_How to complete this task_
Every record that follows should be output exactly as it is given.

_Data_
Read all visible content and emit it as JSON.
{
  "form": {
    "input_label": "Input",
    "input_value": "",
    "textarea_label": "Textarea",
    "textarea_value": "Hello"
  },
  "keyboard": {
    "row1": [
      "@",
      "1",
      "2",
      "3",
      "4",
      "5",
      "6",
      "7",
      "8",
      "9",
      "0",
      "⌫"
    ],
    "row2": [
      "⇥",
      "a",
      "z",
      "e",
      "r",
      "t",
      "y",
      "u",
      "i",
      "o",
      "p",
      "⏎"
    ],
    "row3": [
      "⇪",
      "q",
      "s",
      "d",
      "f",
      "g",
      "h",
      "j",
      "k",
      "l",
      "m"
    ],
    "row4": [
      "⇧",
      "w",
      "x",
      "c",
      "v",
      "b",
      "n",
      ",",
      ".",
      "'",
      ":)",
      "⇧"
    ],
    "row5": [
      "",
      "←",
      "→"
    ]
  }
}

_The completed task_
Read all visible content and emit it as JSON.
{
  "form": {
    "input_label": "Input",
    "input_value": "",
    "textarea_label": "Textarea",
    "textarea_value": "Hello"
  },
  "keyboard": {
    "row1": [
      "@",
      "1",
      "2",
      "3",
      "4",
      "5",
      "6",
      "7",
      "8",
      "9",
      "0",
      "⌫"
    ],
    "row2": [
      "⇥",
      "a",
      "z",
      "e",
      "r",
      "t",
      "y",
      "u",
      "i",
      "o",
      "p",
      "⏎"
    ],
    "row3": [
      "⇪",
      "q",
      "s",
      "d",
      "f",
      "g",
      "h",
      "j",
      "k",
      "l",
      "m"
    ],
    "row4": [
      "⇧",
      "w",
      "x",
      "c",
      "v",
      "b",
      "n",
      ",",
      ".",
      "'",
      ":)",
      "⇧"
    ],
    "row5": [
      "",
      "←",
      "→"
    ]
  }
}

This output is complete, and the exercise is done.